*** Dataset excerpts Section Begins ***

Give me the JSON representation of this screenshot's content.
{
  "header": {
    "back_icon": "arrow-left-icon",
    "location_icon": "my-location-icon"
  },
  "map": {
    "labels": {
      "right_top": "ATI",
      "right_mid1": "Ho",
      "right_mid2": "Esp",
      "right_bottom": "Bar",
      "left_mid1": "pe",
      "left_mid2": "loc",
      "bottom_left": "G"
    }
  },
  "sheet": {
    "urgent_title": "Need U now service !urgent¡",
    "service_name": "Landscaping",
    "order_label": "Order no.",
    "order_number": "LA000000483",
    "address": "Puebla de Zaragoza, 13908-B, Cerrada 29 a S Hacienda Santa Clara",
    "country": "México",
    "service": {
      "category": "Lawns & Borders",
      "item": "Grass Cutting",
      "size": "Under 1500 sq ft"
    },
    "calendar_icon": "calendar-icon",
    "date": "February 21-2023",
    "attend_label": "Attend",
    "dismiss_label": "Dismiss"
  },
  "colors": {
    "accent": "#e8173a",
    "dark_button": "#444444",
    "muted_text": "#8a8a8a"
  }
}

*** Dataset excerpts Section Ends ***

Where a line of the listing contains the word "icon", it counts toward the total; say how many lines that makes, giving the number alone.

Solution below:
3